Looking at the records below, say how many lines include "JSON", and add nothing else.

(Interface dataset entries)
'''

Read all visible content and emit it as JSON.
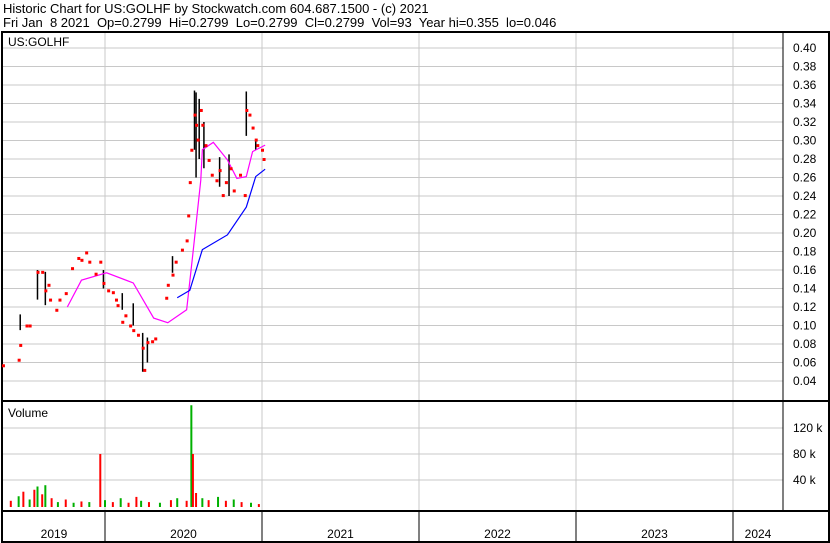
{
  "header": {
    "title": "Historic Chart for US:GOLHF by Stockwatch.com 604.687.1500 - (c) 2021",
    "quote": "Fri Jan  8 2021  Op=0.2799  Hi=0.2799  Lo=0.2799  Cl=0.2799  Vol=93  Year hi=0.355  lo=0.046"
  },
  "chart_data": {
    "type": "line",
    "title": "US:GOLHF",
    "price_ticks": [
      "0.40",
      "0.38",
      "0.36",
      "0.34",
      "0.32",
      "0.30",
      "0.28",
      "0.26",
      "0.24",
      "0.22",
      "0.20",
      "0.18",
      "0.16",
      "0.14",
      "0.12",
      "0.10",
      "0.08",
      "0.06",
      "0.04"
    ],
    "ylim": [
      0.028,
      0.41
    ],
    "year_labels": [
      "2019",
      "2020",
      "2021",
      "2022",
      "2023",
      "2024"
    ],
    "x_range_years": [
      2019.33,
      2024.5
    ],
    "closes": [
      [
        2019.35,
        0.057
      ],
      [
        2019.45,
        0.063
      ],
      [
        2019.46,
        0.079
      ],
      [
        2019.5,
        0.1
      ],
      [
        2019.52,
        0.1
      ],
      [
        2019.57,
        0.158
      ],
      [
        2019.6,
        0.158
      ],
      [
        2019.62,
        0.138
      ],
      [
        2019.64,
        0.144
      ],
      [
        2019.65,
        0.128
      ],
      [
        2019.69,
        0.117
      ],
      [
        2019.71,
        0.128
      ],
      [
        2019.75,
        0.135
      ],
      [
        2019.79,
        0.162
      ],
      [
        2019.83,
        0.173
      ],
      [
        2019.85,
        0.171
      ],
      [
        2019.88,
        0.179
      ],
      [
        2019.9,
        0.169
      ],
      [
        2019.94,
        0.156
      ],
      [
        2019.97,
        0.169
      ],
      [
        2019.99,
        0.146
      ],
      [
        2020.02,
        0.138
      ],
      [
        2020.05,
        0.136
      ],
      [
        2020.07,
        0.128
      ],
      [
        2020.08,
        0.122
      ],
      [
        2020.11,
        0.104
      ],
      [
        2020.13,
        0.111
      ],
      [
        2020.16,
        0.1
      ],
      [
        2020.18,
        0.095
      ],
      [
        2020.21,
        0.09
      ],
      [
        2020.24,
        0.076
      ],
      [
        2020.25,
        0.052
      ],
      [
        2020.27,
        0.082
      ],
      [
        2020.3,
        0.083
      ],
      [
        2020.32,
        0.086
      ],
      [
        2020.39,
        0.13
      ],
      [
        2020.4,
        0.144
      ],
      [
        2020.43,
        0.155
      ],
      [
        2020.45,
        0.169
      ],
      [
        2020.49,
        0.182
      ],
      [
        2020.52,
        0.192
      ],
      [
        2020.53,
        0.219
      ],
      [
        2020.54,
        0.255
      ],
      [
        2020.55,
        0.29
      ],
      [
        2020.57,
        0.328
      ],
      [
        2020.58,
        0.317
      ],
      [
        2020.59,
        0.301
      ],
      [
        2020.61,
        0.333
      ],
      [
        2020.62,
        0.317
      ],
      [
        2020.64,
        0.295
      ],
      [
        2020.66,
        0.279
      ],
      [
        2020.68,
        0.263
      ],
      [
        2020.71,
        0.257
      ],
      [
        2020.73,
        0.268
      ],
      [
        2020.75,
        0.241
      ],
      [
        2020.77,
        0.255
      ],
      [
        2020.8,
        0.27
      ],
      [
        2020.82,
        0.246
      ],
      [
        2020.86,
        0.263
      ],
      [
        2020.89,
        0.241
      ],
      [
        2020.9,
        0.333
      ],
      [
        2020.92,
        0.328
      ],
      [
        2020.94,
        0.314
      ],
      [
        2020.96,
        0.301
      ],
      [
        2020.97,
        0.295
      ],
      [
        2021.0,
        0.29
      ],
      [
        2021.01,
        0.28
      ]
    ],
    "hilo_bars": [
      [
        2019.46,
        0.112,
        0.095
      ],
      [
        2019.57,
        0.16,
        0.128
      ],
      [
        2019.62,
        0.158,
        0.122
      ],
      [
        2019.99,
        0.16,
        0.14
      ],
      [
        2020.11,
        0.135,
        0.117
      ],
      [
        2020.18,
        0.124,
        0.1
      ],
      [
        2020.24,
        0.092,
        0.05
      ],
      [
        2020.27,
        0.087,
        0.06
      ],
      [
        2020.43,
        0.175,
        0.157
      ],
      [
        2020.57,
        0.354,
        0.29
      ],
      [
        2020.58,
        0.352,
        0.26
      ],
      [
        2020.6,
        0.345,
        0.28
      ],
      [
        2020.63,
        0.32,
        0.27
      ],
      [
        2020.73,
        0.282,
        0.25
      ],
      [
        2020.79,
        0.285,
        0.24
      ],
      [
        2020.9,
        0.353,
        0.305
      ],
      [
        2020.96,
        0.3,
        0.29
      ]
    ],
    "series": [
      {
        "name": "short moving average",
        "color": "#ff00ff",
        "points": [
          [
            2019.76,
            0.12
          ],
          [
            2019.85,
            0.149
          ],
          [
            2020.01,
            0.157
          ],
          [
            2020.18,
            0.146
          ],
          [
            2020.31,
            0.108
          ],
          [
            2020.4,
            0.103
          ],
          [
            2020.52,
            0.117
          ],
          [
            2020.56,
            0.178
          ],
          [
            2020.61,
            0.257
          ],
          [
            2020.62,
            0.29
          ],
          [
            2020.69,
            0.298
          ],
          [
            2020.78,
            0.279
          ],
          [
            2020.84,
            0.259
          ],
          [
            2020.9,
            0.261
          ],
          [
            2020.94,
            0.288
          ],
          [
            2021.02,
            0.295
          ]
        ]
      },
      {
        "name": "long moving average",
        "color": "#0000ff",
        "points": [
          [
            2020.46,
            0.13
          ],
          [
            2020.54,
            0.138
          ],
          [
            2020.62,
            0.182
          ],
          [
            2020.78,
            0.198
          ],
          [
            2020.9,
            0.228
          ],
          [
            2020.96,
            0.261
          ],
          [
            2021.02,
            0.269
          ]
        ]
      }
    ],
    "volume": {
      "label": "Volume",
      "ticks": [
        "120 k",
        "80 k",
        "40 k"
      ],
      "tick_values": [
        120000,
        80000,
        40000
      ],
      "ylim": [
        0,
        160000
      ],
      "bars": [
        [
          2019.4,
          8000,
          "r"
        ],
        [
          2019.45,
          15000,
          "g"
        ],
        [
          2019.48,
          22000,
          "r"
        ],
        [
          2019.52,
          10000,
          "g"
        ],
        [
          2019.55,
          25000,
          "r"
        ],
        [
          2019.57,
          30000,
          "g"
        ],
        [
          2019.6,
          18000,
          "r"
        ],
        [
          2019.62,
          32000,
          "g"
        ],
        [
          2019.66,
          12000,
          "r"
        ],
        [
          2019.7,
          6000,
          "g"
        ],
        [
          2019.75,
          10000,
          "r"
        ],
        [
          2019.8,
          5000,
          "g"
        ],
        [
          2019.85,
          7000,
          "r"
        ],
        [
          2019.9,
          6000,
          "g"
        ],
        [
          2019.97,
          80000,
          "r"
        ],
        [
          2020.0,
          9000,
          "g"
        ],
        [
          2020.05,
          6000,
          "r"
        ],
        [
          2020.1,
          12000,
          "g"
        ],
        [
          2020.15,
          5000,
          "r"
        ],
        [
          2020.2,
          14000,
          "r"
        ],
        [
          2020.23,
          8000,
          "g"
        ],
        [
          2020.28,
          6000,
          "r"
        ],
        [
          2020.35,
          5000,
          "g"
        ],
        [
          2020.42,
          9000,
          "r"
        ],
        [
          2020.46,
          12000,
          "g"
        ],
        [
          2020.52,
          8000,
          "r"
        ],
        [
          2020.55,
          155000,
          "g"
        ],
        [
          2020.56,
          80000,
          "r"
        ],
        [
          2020.58,
          20000,
          "r"
        ],
        [
          2020.62,
          12000,
          "g"
        ],
        [
          2020.66,
          9000,
          "r"
        ],
        [
          2020.72,
          14000,
          "g"
        ],
        [
          2020.77,
          8000,
          "r"
        ],
        [
          2020.82,
          10000,
          "g"
        ],
        [
          2020.87,
          6000,
          "r"
        ],
        [
          2020.93,
          5000,
          "g"
        ],
        [
          2020.98,
          3000,
          "r"
        ]
      ]
    }
  }
}
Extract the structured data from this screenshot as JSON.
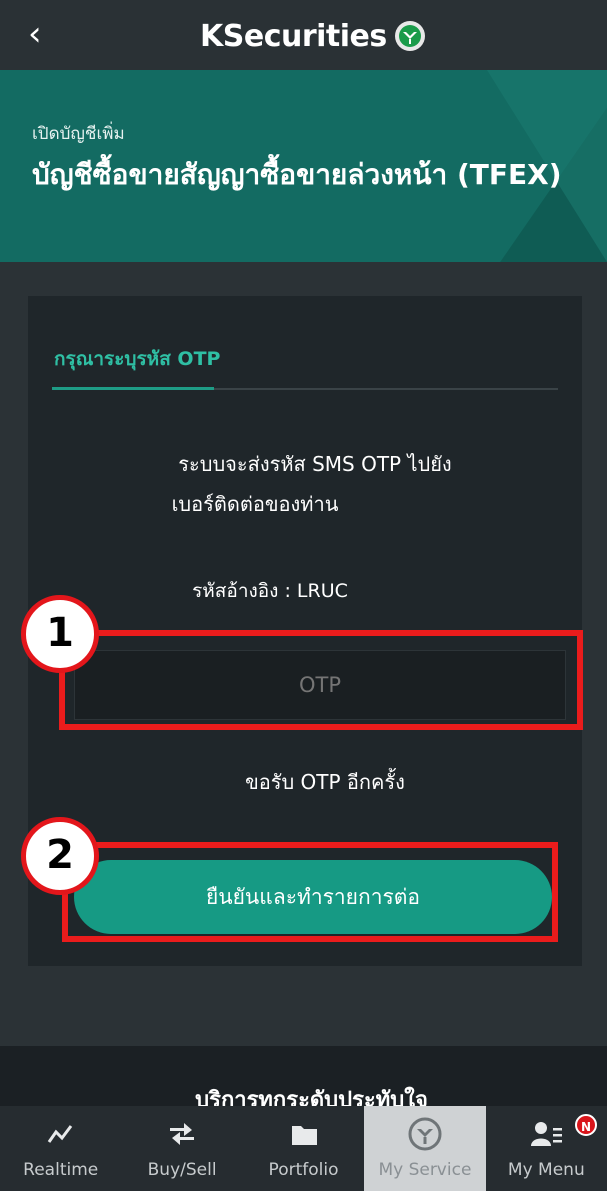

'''

### Exercise solution
2